DATA section start
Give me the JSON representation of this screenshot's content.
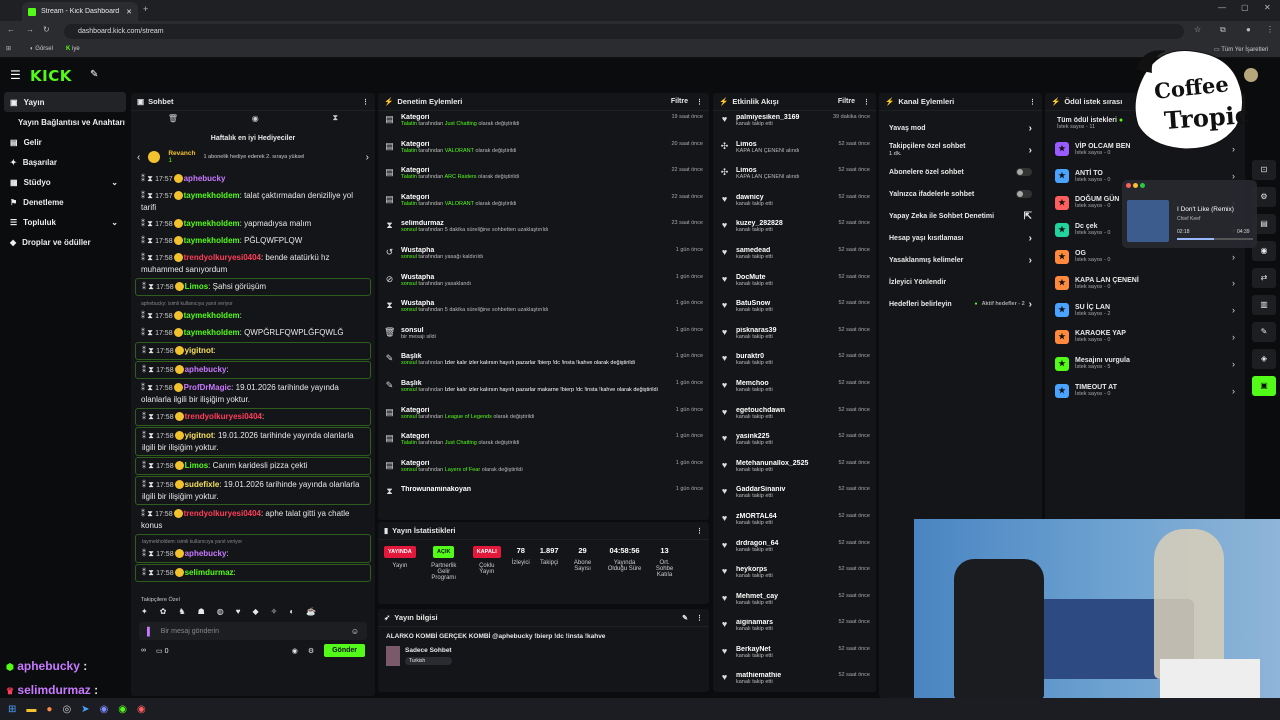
{
  "browser": {
    "tab_title": "Stream - Kick Dashboard",
    "url": "dashboard.kick.com/stream",
    "bookmarks": [
      "Görsel",
      "iye"
    ],
    "bookmarks_right": "Tüm Yer İşaretleri"
  },
  "nav": [
    {
      "label": "Yayın",
      "active": true,
      "icon": "▣"
    },
    {
      "label": "Yayın Bağlantısı ve Anahtarı",
      "sub": true
    },
    {
      "label": "Gelir",
      "icon": "▤"
    },
    {
      "label": "Başarılar",
      "icon": "✦"
    },
    {
      "label": "Stüdyo",
      "icon": "▦",
      "chev": true
    },
    {
      "label": "Denetleme",
      "icon": "⚑"
    },
    {
      "label": "Topluluk",
      "icon": "☰",
      "chev": true
    },
    {
      "label": "Droplar ve ödüller",
      "icon": "◆"
    }
  ],
  "chat": {
    "title": "Sohbet",
    "gift_title": "Haftalık en iyi Hediyeciler",
    "gift_user": "Revanch",
    "gift_count": "1",
    "gift_note": "1 abonelik hediye ederek 2. sıraya yüksel",
    "lines": [
      {
        "time": "17:57",
        "user": "aphebucky",
        "color": "#c879ff",
        "msg": "",
        "top": true
      },
      {
        "time": "17:57",
        "user": "taymekholdem",
        "color": "#53fc18",
        "msg": ": talat çaktırmadan deniziliye yol tarifi"
      },
      {
        "time": "17:58",
        "user": "taymekholdem",
        "color": "#53fc18",
        "msg": ": yapmadıysa malım"
      },
      {
        "time": "17:58",
        "user": "taymekholdem",
        "color": "#53fc18",
        "msg": ": PĞLQWFPLQW"
      },
      {
        "time": "17:58",
        "user": "trendyolkuryesi0404",
        "color": "#ff3d5a",
        "msg": ": bende atatürkü hz muhammed sanıyordum"
      },
      {
        "time": "17:58",
        "user": "Limos",
        "color": "#53fc18",
        "msg": ": Şahsi görüşüm",
        "hl": true
      },
      {
        "time": "17:58",
        "user": "taymekholdem",
        "color": "#53fc18",
        "msg": ":",
        "reply": "aphebucky: isimli kullanıcıya yanıt veriyor"
      },
      {
        "time": "17:58",
        "user": "taymekholdem",
        "color": "#53fc18",
        "msg": ": QWPĞRLFQWPLĞFQWLĞ"
      },
      {
        "time": "17:58",
        "user": "yigitnot",
        "color": "#f5e05e",
        "msg": ":",
        "hl": true
      },
      {
        "time": "17:58",
        "user": "aphebucky",
        "color": "#c879ff",
        "msg": ":",
        "hl": true
      },
      {
        "time": "17:58",
        "user": "ProfDrMagic",
        "color": "#c879ff",
        "msg": ": 19.01.2026 tarihinde yayında olanlarla ilgili bir ilişiğim yoktur."
      },
      {
        "time": "17:58",
        "user": "trendyolkuryesi0404",
        "color": "#ff3d5a",
        "msg": ":",
        "hl": true
      },
      {
        "time": "17:58",
        "user": "yigitnot",
        "color": "#f5e05e",
        "msg": ": 19.01.2026 tarihinde yayında olanlarla ilgili bir ilişiğim yoktur.",
        "hl": true
      },
      {
        "time": "17:58",
        "user": "Limos",
        "color": "#53fc18",
        "msg": ": Canım karidesli pizza çekti",
        "hl": true
      },
      {
        "time": "17:58",
        "user": "sudefixle",
        "color": "#f5e05e",
        "msg": ": 19.01.2026 tarihinde yayında olanlarla ilgili bir ilişiğim yoktur.",
        "hl": true
      },
      {
        "time": "17:58",
        "user": "trendyolkuryesi0404",
        "color": "#ff3d5a",
        "msg": ": aphe talat gitti ya chatle konus"
      },
      {
        "time": "17:58",
        "user": "aphebucky",
        "color": "#c879ff",
        "msg": ":",
        "reply": "taymekholdem: isimli kullanıcıya yanıt veriyor",
        "hl": true
      },
      {
        "time": "17:58",
        "user": "selimdurmaz",
        "color": "#53fc18",
        "msg": ":",
        "hl": true
      }
    ],
    "followers_only": "Takipçilere Özel",
    "input_placeholder": "Bir mesaj gönderin",
    "count": "0",
    "send": "Gönder"
  },
  "overlay_chat": [
    {
      "user": "aphebucky",
      "msg": ":"
    },
    {
      "user": "selimdurmaz",
      "msg": ":"
    }
  ],
  "moderation": {
    "title": "Denetim Eylemleri",
    "filter": "Filtre",
    "rows": [
      {
        "icon": "▤",
        "title": "Kategori",
        "desc_user": "Talatin",
        "desc_pre": " tarafından ",
        "desc_hl": "Just Chatting",
        "desc_post": " olarak değiştirildi",
        "time": "19 saat önce"
      },
      {
        "icon": "▤",
        "title": "Kategori",
        "desc_user": "Talatin",
        "desc_pre": " tarafından ",
        "desc_hl": "VALORANT",
        "desc_post": " olarak değiştirildi",
        "time": "20 saat önce"
      },
      {
        "icon": "▤",
        "title": "Kategori",
        "desc_user": "Talatin",
        "desc_pre": " tarafından ",
        "desc_hl": "ARC Raiders",
        "desc_post": " olarak değiştirildi",
        "time": "22 saat önce"
      },
      {
        "icon": "▤",
        "title": "Kategori",
        "desc_user": "Talatin",
        "desc_pre": " tarafından ",
        "desc_hl": "VALORANT",
        "desc_post": " olarak değiştirildi",
        "time": "22 saat önce"
      },
      {
        "icon": "⧗",
        "title": "selimdurmaz",
        "desc_user": "sonsul",
        "desc_pre": " tarafından 5 dakika süreliğine sohbetten uzaklaştırıldı",
        "desc_hl": "",
        "desc_post": "",
        "time": "23 saat önce"
      },
      {
        "icon": "↺",
        "title": "Wustapha",
        "desc_user": "sonsul",
        "desc_pre": " tarafından yasağı kaldırıldı",
        "desc_hl": "",
        "desc_post": "",
        "time": "1 gün önce"
      },
      {
        "icon": "⊘",
        "title": "Wustapha",
        "desc_user": "sonsul",
        "desc_pre": " tarafından yasaklandı",
        "desc_hl": "",
        "desc_post": "",
        "time": "1 gün önce"
      },
      {
        "icon": "⧗",
        "title": "Wustapha",
        "desc_user": "sonsul",
        "desc_pre": " tarafından 5 dakika süreliğine sohbetten uzaklaştırıldı",
        "desc_hl": "",
        "desc_post": "",
        "time": "1 gün önce"
      },
      {
        "icon": "🗑",
        "title": "sonsul",
        "desc_user": "",
        "desc_pre": "bir mesajı sildi",
        "desc_hl": "",
        "desc_post": "",
        "time": "1 gün önce"
      },
      {
        "icon": "✎",
        "title": "Başlık",
        "desc_user": "sonsul",
        "desc_pre": " tarafından ",
        "desc_hl": "",
        "desc_post": "İzler kalır izler kalırsın hayırlı pazarlar !bierp !dc !insta !kahve olarak değiştirildi",
        "time": "1 gün önce"
      },
      {
        "icon": "✎",
        "title": "Başlık",
        "desc_user": "sonsul",
        "desc_pre": " tarafından ",
        "desc_hl": "",
        "desc_post": "İzler kalır izler kalırsın hayırlı pazarlar makarne !bierp !dc !insta !kahve olarak değiştirildi",
        "time": "1 gün önce"
      },
      {
        "icon": "▤",
        "title": "Kategori",
        "desc_user": "sonsul",
        "desc_pre": " tarafından ",
        "desc_hl": "League of Legends",
        "desc_post": " olarak değiştirildi",
        "time": "1 gün önce"
      },
      {
        "icon": "▤",
        "title": "Kategori",
        "desc_user": "Talatin",
        "desc_pre": " tarafından ",
        "desc_hl": "Just Chatting",
        "desc_post": " olarak değiştirildi",
        "time": "1 gün önce"
      },
      {
        "icon": "▤",
        "title": "Kategori",
        "desc_user": "sonsul",
        "desc_pre": " tarafından ",
        "desc_hl": "Layers of Fear",
        "desc_post": " olarak değiştirildi",
        "time": "1 gün önce"
      },
      {
        "icon": "⧗",
        "title": "Throwunaminakoyan",
        "desc_user": "",
        "desc_pre": "",
        "desc_hl": "",
        "desc_post": "",
        "time": "1 gün önce"
      }
    ]
  },
  "stats": {
    "title": "Yayın İstatistikleri",
    "live": "YAYINDA",
    "partner": "AÇIK",
    "chat": "KAPALI",
    "viewers": "78",
    "followers": "1.897",
    "subs": "29",
    "uptime": "04:58:56",
    "extra": "13",
    "l_stream": "Yayın",
    "l_partner": "Partnerlik Gelir Programı",
    "l_multi": "Çoklu Yayın",
    "l_viewers": "İzleyici",
    "l_followers": "Takipçi",
    "l_subs": "Abone Sayısı",
    "l_uptime": "Yayında Olduğu Süre",
    "l_extra": "Ort. Sohbe Katıla"
  },
  "info": {
    "title": "Yayın bilgisi",
    "stream_title": "ALARKO KOMBİ GERÇEK KOMBİ @aphebucky !bierp !dc !insta !kahve",
    "category": "Sadece Sohbet",
    "tag": "Turkish"
  },
  "events": {
    "title": "Etkinlik Akışı",
    "filter": "Filtre",
    "rows": [
      {
        "icon": "♥",
        "user": "palmiyesiken_3169",
        "desc": "kanalı takip etti",
        "time": "39 dakika önce"
      },
      {
        "icon": "✣",
        "user": "Limos",
        "desc": "KAPA LAN ÇENENİ alındı",
        "time": "52 saat önce",
        "g": true
      },
      {
        "icon": "✣",
        "user": "Limos",
        "desc": "KAPA LAN ÇENENİ alındı",
        "time": "52 saat önce",
        "g": true
      },
      {
        "icon": "♥",
        "user": "dawnicy",
        "desc": "kanalı takip etti",
        "time": "52 saat önce"
      },
      {
        "icon": "♥",
        "user": "kuzey_282828",
        "desc": "kanalı takip etti",
        "time": "52 saat önce"
      },
      {
        "icon": "♥",
        "user": "samedead",
        "desc": "kanalı takip etti",
        "time": "52 saat önce"
      },
      {
        "icon": "♥",
        "user": "DocMute",
        "desc": "kanalı takip etti",
        "time": "52 saat önce"
      },
      {
        "icon": "♥",
        "user": "BatuSnow",
        "desc": "kanalı takip etti",
        "time": "52 saat önce"
      },
      {
        "icon": "♥",
        "user": "pisknaras39",
        "desc": "kanalı takip etti",
        "time": "52 saat önce"
      },
      {
        "icon": "♥",
        "user": "buraktr0",
        "desc": "kanalı takip etti",
        "time": "52 saat önce"
      },
      {
        "icon": "♥",
        "user": "Memchoo",
        "desc": "kanalı takip etti",
        "time": "52 saat önce"
      },
      {
        "icon": "♥",
        "user": "egetouchdawn",
        "desc": "kanalı takip etti",
        "time": "52 saat önce"
      },
      {
        "icon": "♥",
        "user": "yasink225",
        "desc": "kanalı takip etti",
        "time": "52 saat önce"
      },
      {
        "icon": "♥",
        "user": "Metehanunallox_2525",
        "desc": "kanalı takip etti",
        "time": "52 saat önce"
      },
      {
        "icon": "♥",
        "user": "GaddarSinaniv",
        "desc": "kanalı takip etti",
        "time": "52 saat önce"
      },
      {
        "icon": "♥",
        "user": "zMORTAL64",
        "desc": "kanalı takip etti",
        "time": "52 saat önce"
      },
      {
        "icon": "♥",
        "user": "drdragon_64",
        "desc": "kanalı takip etti",
        "time": "52 saat önce"
      },
      {
        "icon": "♥",
        "user": "heykorps",
        "desc": "kanalı takip etti",
        "time": "52 saat önce"
      },
      {
        "icon": "♥",
        "user": "Mehmet_cay",
        "desc": "kanalı takip etti",
        "time": "52 saat önce"
      },
      {
        "icon": "♥",
        "user": "aiginamars",
        "desc": "kanalı takip etti",
        "time": "52 saat önce"
      },
      {
        "icon": "♥",
        "user": "BerkayNet",
        "desc": "kanalı takip etti",
        "time": "52 saat önce"
      },
      {
        "icon": "♥",
        "user": "mathiemathie",
        "desc": "kanalı takip etti",
        "time": "52 saat önce"
      }
    ]
  },
  "channel": {
    "title": "Kanal Eylemleri",
    "rows": [
      {
        "label": "Yavaş mod",
        "kind": "chev"
      },
      {
        "label": "Takipçilere özel sohbet",
        "sub": "1 dk.",
        "kind": "chev"
      },
      {
        "label": "Abonelere özel sohbet",
        "kind": "toggle"
      },
      {
        "label": "Yalnızca ifadelerle sohbet",
        "kind": "toggle"
      },
      {
        "label": "Yapay Zeka ile Sohbet Denetimi",
        "kind": "ext"
      },
      {
        "label": "Hesap yaşı kısıtlaması",
        "kind": "chev"
      },
      {
        "label": "Yasaklanmış kelimeler",
        "kind": "chev"
      },
      {
        "label": "İzleyici Yönlendir",
        "kind": "none"
      },
      {
        "label": "Hedefleri belirleyin",
        "sub": "Aktif hedefler - 2",
        "kind": "chev"
      }
    ]
  },
  "rewards": {
    "title": "Ödül istek sırası",
    "all": "Tüm ödül istekleri",
    "all_sub": "İstek sayısı - 11",
    "rows": [
      {
        "name": "VİP OLCAM BEN",
        "sub": "İstek sayısı - 0",
        "color": "#9b5cff"
      },
      {
        "name": "ANTİ TO",
        "sub": "İstek sayısı - 0",
        "color": "#4aa3ff"
      },
      {
        "name": "DOĞUM GÜN",
        "sub": "İstek sayısı - 0",
        "color": "#ff5e5e"
      },
      {
        "name": "Dc çek",
        "sub": "İstek sayısı - 0",
        "color": "#22d39e"
      },
      {
        "name": "OG",
        "sub": "İstek sayısı - 0",
        "color": "#ff8a3d"
      },
      {
        "name": "KAPA LAN ÇENENİ",
        "sub": "İstek sayısı - 0",
        "color": "#ff8a3d"
      },
      {
        "name": "SU İÇ LAN",
        "sub": "İstek sayısı - 2",
        "color": "#4aa3ff"
      },
      {
        "name": "KARAOKE YAP",
        "sub": "İstek sayısı - 0",
        "color": "#ff8a3d"
      },
      {
        "name": "Mesajını vurgula",
        "sub": "İstek sayısı - 5",
        "color": "#53fc18"
      },
      {
        "name": "TIMEOUT AT",
        "sub": "İstek sayısı - 0",
        "color": "#4aa3ff"
      }
    ]
  },
  "logo": {
    "line1": "Coffee",
    "line2": "Tropic"
  },
  "music": {
    "song": "I Don't Like (Remix)",
    "artist": "Chief Keef",
    "elapsed": "02:18",
    "total": "04:39",
    "progress": 0.49
  }
}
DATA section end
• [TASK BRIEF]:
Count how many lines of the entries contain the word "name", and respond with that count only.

• [EXERCISE RESPONSE]:
10